The Australia Institute made a submission to the Independent Assessment of Social and Economic Conditions in the Murray-Darling Basin. The socio-economic conditions of the Murray Darling Basin share many characteristics with other areas of regional Australia – lower incomes and difficult access to important services. These should be addressed as well as the mismanagement of
The Australia Institute and Homeshare Australia made a joint submission to the Royal Commission into Aged Care Quality and Safety. The submission outlines the wide range of economic and social benefits homeshare programs provide, such as alleviating loneliness and avoiding entry into residential care. The Royal Commission has an opportunity to recommend government investment in
The Australia Institute made a submission to the Senate inquiry into the indicators of, and impact of, regional inequality in Australia.
The Australia Institute surveyed a nationally representative sample of 1,449 Australians about income inequality and income taxation. Overall most respondents agreed with principles of progressive taxation and disagreed that income tax in Australia should be made less progressive. Key Results: + 74% of respondents agreed that if the gap between high and low incomes grows,
The unprecedented insecurity of work in Australia’s economy – with the labour market buffeted by technology, globalisation, and new digital business models – has sparked big thinking about policies for addressing this insecurity and enhancing the incomes and well-being of working people. Two ideas which have generated much discussion and debate are proposals for a
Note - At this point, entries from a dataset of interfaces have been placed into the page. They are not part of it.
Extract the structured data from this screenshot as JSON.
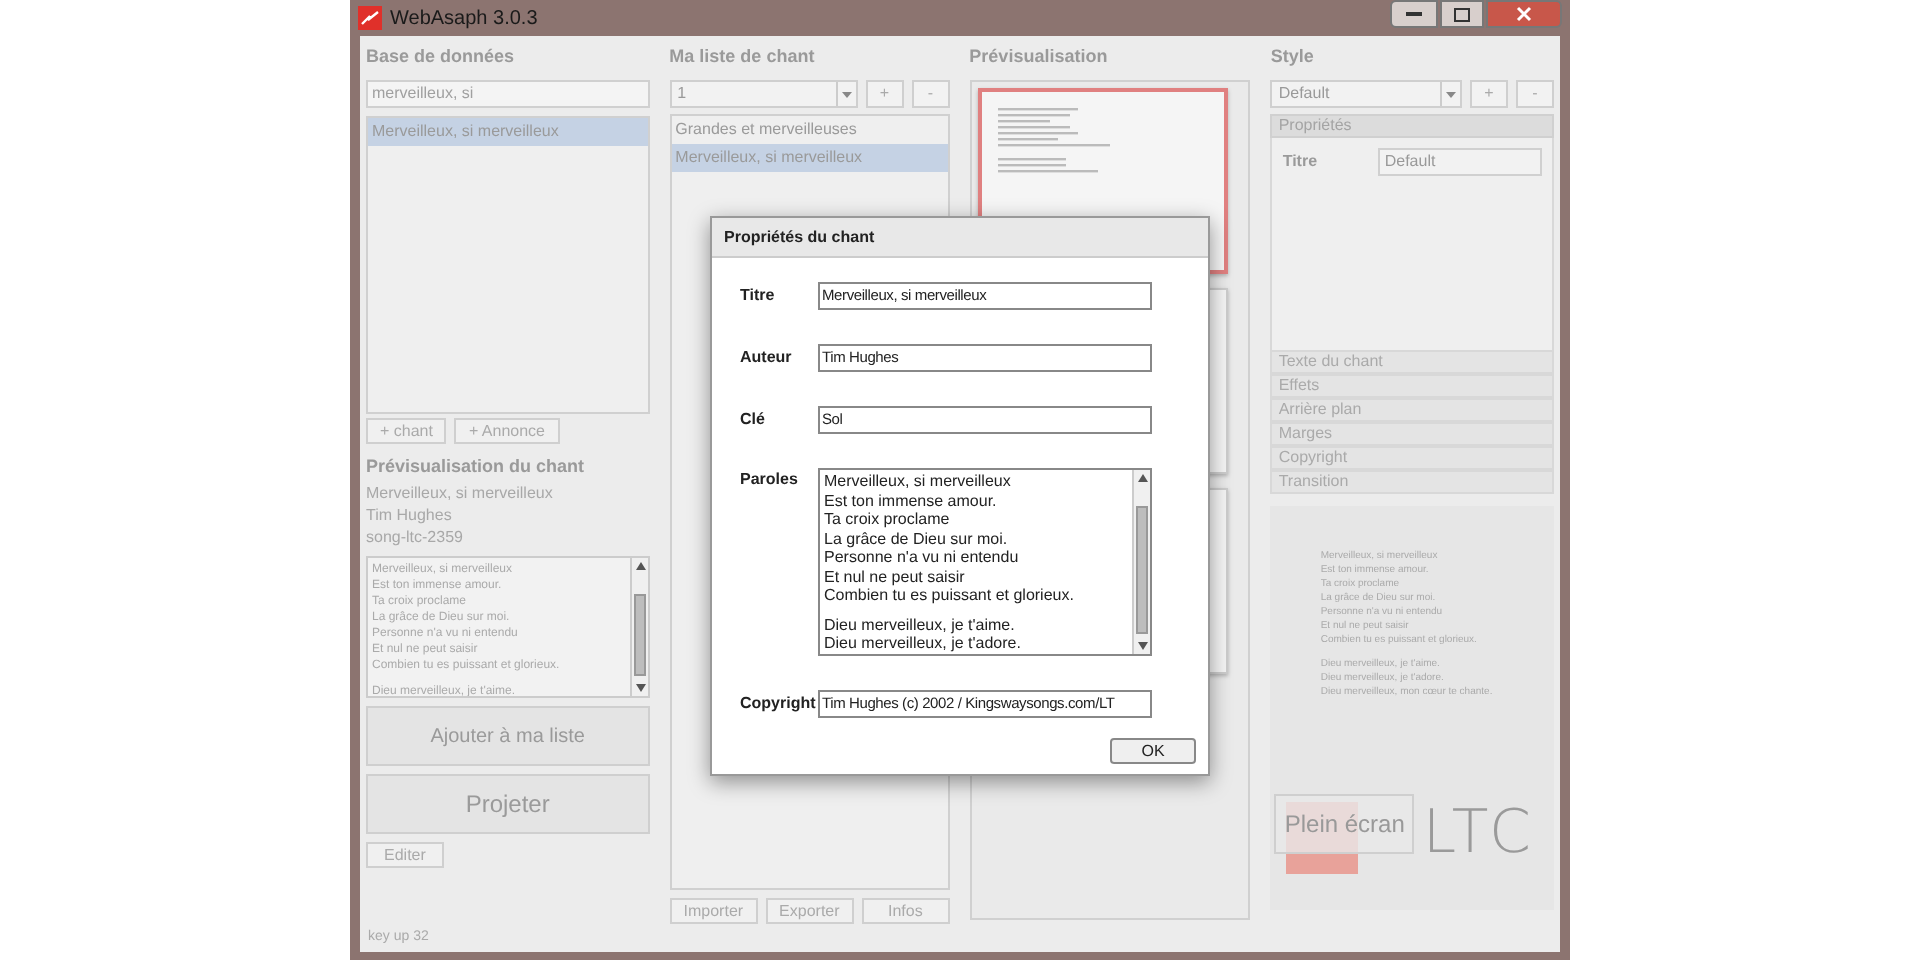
{
  "window": {
    "title": "WebAsaph 3.0.3"
  },
  "database": {
    "heading": "Base de données",
    "search_value": "merveilleux, si",
    "results": [
      {
        "label": "Merveilleux, si merveilleux",
        "selected": true
      }
    ],
    "buttons": [
      "+ chant",
      "+ Annonce"
    ]
  },
  "song_preview": {
    "heading": "Prévisualisation du chant",
    "meta": [
      "Merveilleux, si merveilleux",
      "Tim Hughes",
      "song-ltc-2359"
    ],
    "lyrics": [
      [
        "Merveilleux, si merveilleux",
        "Est ton immense amour.",
        "Ta croix proclame",
        "La grâce de Dieu sur moi.",
        "Personne n'a vu ni entendu",
        "Et nul ne peut saisir",
        "Combien tu es puissant et glorieux."
      ],
      [
        "Dieu merveilleux, je t'aime."
      ]
    ],
    "big_buttons": [
      "Ajouter à ma liste",
      "Projeter"
    ],
    "edit_button": "Editer"
  },
  "my_list": {
    "heading": "Ma liste de chant",
    "selector": "1",
    "selector_buttons": [
      "+",
      "-"
    ],
    "items": [
      {
        "label": "Grandes et merveilleuses",
        "selected": false
      },
      {
        "label": "Merveilleux, si merveilleux",
        "selected": true
      }
    ],
    "buttons": [
      "Importer",
      "Exporter",
      "Infos"
    ]
  },
  "preview": {
    "heading": "Prévisualisation",
    "slides": [
      {
        "selected": true
      },
      {
        "selected": false
      },
      {
        "selected": false
      }
    ]
  },
  "style": {
    "heading": "Style",
    "selector": "Default",
    "selector_buttons": [
      "+",
      "-"
    ],
    "open_section": {
      "label": "Propriétés",
      "properties": [
        {
          "label": "Titre",
          "value": "Default"
        }
      ]
    },
    "sections": [
      "Texte du chant",
      "Effets",
      "Arrière plan",
      "Marges",
      "Copyright",
      "Transition"
    ],
    "lyrics": [
      [
        "Merveilleux, si merveilleux",
        "Est ton immense amour.",
        "Ta croix proclame",
        "La grâce de Dieu sur moi.",
        "Personne n'a vu ni entendu",
        "Et nul ne peut saisir",
        "Combien tu es puissant et glorieux."
      ],
      [
        "Dieu merveilleux, je t'aime.",
        "Dieu merveilleux, je t'adore.",
        "Dieu merveilleux, mon cœur te chante."
      ]
    ],
    "fullscreen_button": "Plein écran",
    "logo_text": "LTC"
  },
  "status_bar": {
    "text": "key up 32"
  },
  "dialog": {
    "title": "Propriétés du chant",
    "fields": [
      {
        "kind": "line",
        "label": "Titre",
        "value": "Merveilleux, si merveilleux"
      },
      {
        "kind": "line",
        "label": "Auteur",
        "value": "Tim Hughes"
      },
      {
        "kind": "line",
        "label": "Clé",
        "value": "Sol"
      },
      {
        "kind": "multiline",
        "label": "Paroles",
        "lines": [
          [
            "Merveilleux, si merveilleux",
            "Est ton immense amour.",
            "Ta croix proclame",
            "La grâce de Dieu sur moi.",
            "Personne n'a vu ni entendu",
            "Et nul ne peut saisir",
            "Combien tu es puissant et glorieux."
          ],
          [
            "Dieu merveilleux, je t'aime.",
            "Dieu merveilleux, je t'adore."
          ]
        ]
      },
      {
        "kind": "line",
        "label": "Copyright",
        "value": "Tim Hughes (c) 2002  / Kingswaysongs.com/LT"
      }
    ],
    "button": "OK"
  }
}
The share of total economic output in Australia that is paid to workers (in the form of wages, salaries, and superannuation contributions) has been declining for decades. Workers produce more real output with each hour of labour (thanks to ongoing efficiency improvements and productivity growth), but growth in real wages has been much slower –
Inequality is getting worse in Australia with the income share of the top 10% growing at the expense of everyone else. On Monday 18 June, The Australia Institute, Australia21 and the former Treasurer, the Hon Wayne Swan MP, jointly hosted a roundtable discussion in Parliament House on dealing with economic inequality in Australia. The report was
In the 2018 Budget, the government announced a radical plan to reshape the income tax system over the next seven years. While the first stage of the plan largely involves tax refunds for low and middle income earners, stage two and three would remove the 37 per cent tax bracket – and, as a consequence,
The centrepiece of the budget is an enormous income tax cut over seven years. This is unusual because the budget papers only show the impacts of policy changes over four years. What is also unusual is that the big parts of the tax cuts start in the fifth year, just outside the budget’s forward estimates
The Community Development Program (CDP) is remote Australia’s Work for the Dole (WFD) and “job assistance” scheme. In place since 2015, it operates across almost 75 percent of Australia’s area, an area with a population of just 304,000 people. Indigenous people are over 80% of the CDP’s 34,000 participants. In other words, CDP participants are
In recent years, Tasmania has seen economic growth and development. However, the benefits have not been evenly distributed. Hobart has received the lion’s share with less going to the regions. This report focuses on the West & North West region of the state, an area that mostly overlaps with the electorate of Braddon. This electorate
The cost to households of the electricity they use has been a sensitive political issue in Australia for at least the past six or seven years, and seems certain to remain so. That was certainly the case in 2010-11 when the then Labor government was negotiating passage of its package of carbon pricing/emissions trading legislation,